If We Really Love Mother Earth, We Must Do This First

ancestors ecological self grief Nov 12, 2020

Dear fellow Earth lover,

You may or may not associate yourself with this label, but the truth is that we are all quietly biophilic at heart, we all have an innate draw to the living world. Nature is an adventure, a healer, a companion, a teacher, a soul-home, an inspiration toward living our most wild, awakened life.

I witness you, and thank you for all you do on a daily basis, big or small, to walk on this planet with a lighter footstep. Everything you do to live with intention matters.

It is my sincere hope that your love for the natural world, to which you belong, takes you beyond making smart consumer choices or growing a garden every summer. I hope it, also, informs your life on a daily basis, supports your process of spiritual adulting with a more grounded sense of place, and connects you to the land where you live, while letting its forces fundamentally shape who you are.

We cannot cultivate true depth in our relationship with the earth without acknowledging the many beings who have walked this land before us. These old ones are bright points along the tangled lines of human ancestry, twinkling stars of love who remind us of our full human potential and responsibility.

Our spirit elders live in the mythic, Earth-honoring storyline, and their wise essences swims through the primordial bedrock, fresh sap, and warm blood of all living things.

But, so many of us on this planet were never raised with the knowledge of traditional songs, stories, or rituals. We never received a framework to consciously dialogue with the natural world. We never learned how to safely engage with the decisively-well dead of those within our ancestral line.

It can be tempting to only seek out connection with our ancient Earth-honoring ancestors, trying to problematically bypass our more recent ancestry who may have been part of displacement efforts or even genocide upon the original inhabitants of these lands. But, actively engaging with and honoring these more-recently-deceased elders offers an opportunity for reconciliation and repair. Like us, they once struggled with having a respectful framework toward all living beings. Like us, they suffered from a cultural amnesia that kept them self-focused and destructive. We are not letting them off the hook, but instead we are trying to see them as mistake-making, imperfect beings that we can learn from.

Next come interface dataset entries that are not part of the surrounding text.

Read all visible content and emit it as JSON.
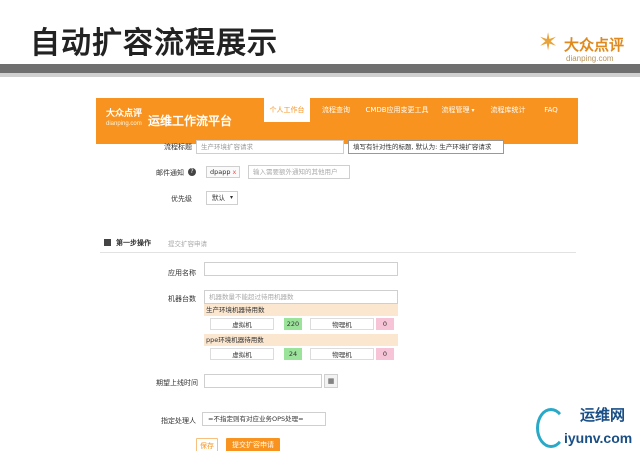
{
  "slide": {
    "title": "自动扩容流程展示",
    "brand_cn": "大众点评",
    "brand_en": "dianping.com",
    "brand_star": "✶"
  },
  "app": {
    "logo_cn": "大众点评",
    "logo_en": "dianping.com",
    "title": "运维工作流平台",
    "nav": [
      {
        "label": "个人工作台",
        "active": true
      },
      {
        "label": "流程查询"
      },
      {
        "label": "CMDB应用变更工具"
      },
      {
        "label": "流程管理"
      },
      {
        "label": "流程库统计"
      },
      {
        "label": "FAQ"
      }
    ],
    "nav_caret": "▾"
  },
  "form": {
    "process_title_label": "流程标题",
    "process_title_value": "生产环境扩容请求",
    "title_hint": "填写有针对性的标题, 默认为: 生产环境扩容请求",
    "email_label": "邮件通知",
    "help_glyph": "?",
    "email_tag": "dpapp",
    "tag_remove": "x",
    "email_placeholder": "输入需要额外通知的其他用户",
    "priority_label": "优先级",
    "priority_value": "默认",
    "select_arrow": "▾",
    "section_title": "第一步操作",
    "section_sub": "提交扩容申请",
    "app_name_label": "应用名称",
    "machine_count_label": "机器台数",
    "machine_count_placeholder": "机器数量不能超过待用机器数",
    "prod_heading": "生产环境机器待用数",
    "ppe_heading": "ppe环境机器待用数",
    "vm_label": "虚拟机",
    "pm_label": "物理机",
    "prod_vm": "220",
    "prod_pm": "0",
    "ppe_vm": "24",
    "ppe_pm": "0",
    "expected_label": "期望上线时间",
    "calendar_glyph": "▦",
    "assignee_label": "指定处理人",
    "assignee_value": "=不指定则有对应业务OPS处理=",
    "save_label": "保存",
    "submit_label": "提交扩容申请"
  },
  "watermark": {
    "cn": "运维网",
    "en": "iyunv.com"
  }
}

Earth lovers, when we seek connection to the land without regard for human histories and ongoing legacies of oppression, we act to perpetuate colonialist, supremacist attitudes and deepen the fragmentation between humans and nature.

With as much integrity and responsibility as we can manage, now is our opportunity to create pathways of healing:

Let us begin by just sitting with the land, tapping into Earth’s memory of all that has transpired. Here we find the overwhelming grief of genocide and the loss of a way of life. We must recognize and fully feel this grief in order for any real healing to take place. Rituals of apology remind us that we are personally responsible for behaving with a wiser ethic than the society we have been born into.

By slowing down and listening, we can feel how the presence of the land’s ancestors are still here, their prayers woven into the seeds, the earth, the plants, the waterways, the rain, and the sky around us. Let us contemplate their lives from a place of appreciation and gratitude, learning their names and using them as the most basic form of greeting and respect. Let us honor their memory and way of life.

Let us continue to educate ourselves and those around us. If we have children, openly question what they are being taught, and have ongoing conversations that make them search for their own truths. A simple question might be, “What do you think of this idyllic image of a feast between the Wampanoag and the Pilgrims?” (a story of Thanksgiving that is still being taught in schools today). Lean into cultural healing as a family. Books like An Indigenous Peoples’ History of the United States for Young People or A Different Mirror for Young People: A History of Multicultural America (For Young People Series) are great resources.

Let us expand who we offer our time and attention to, giving BIPOC voices, space in our minds, hearts, and social media accounts. Let us learn from activist leaders like Lyla June and Leah Penniman and so many others.

Let us commit to the long game, allowing the truths of settler colonialism to make us deeply uncomfortable, like a burr under the skin of our hearts. This pain keeps back the urge to continue sleeping through the injustices, keeps us waking up to our vast cultural amnesia.

Let us consider funding organizations that return power to communities under BIPOC leadership. This power allows them to decide how grants will be made, according to their unique knowledge of and relationships with the communities they serve. Some examples of indigenous-led regranting funds are the Seventh Generation Fund for Indigenous PeoplesLiberated Capital, and Medicine Theory.

In these times of accelerated change, for the wellness and sanity of all humanity, we must seek out and listen to the voices of diverse ancestral lines. When we continue to dismantle white supremacy, treasure Black lives, uplift indigenous voices in sovereignty, act in solidarity with BIPOC-led movements, it is healing to the planet, our ancestors, and to the larger dream of the world.

This is where true Earth loving begins.


Posted on Elephant Journal, 11/12/20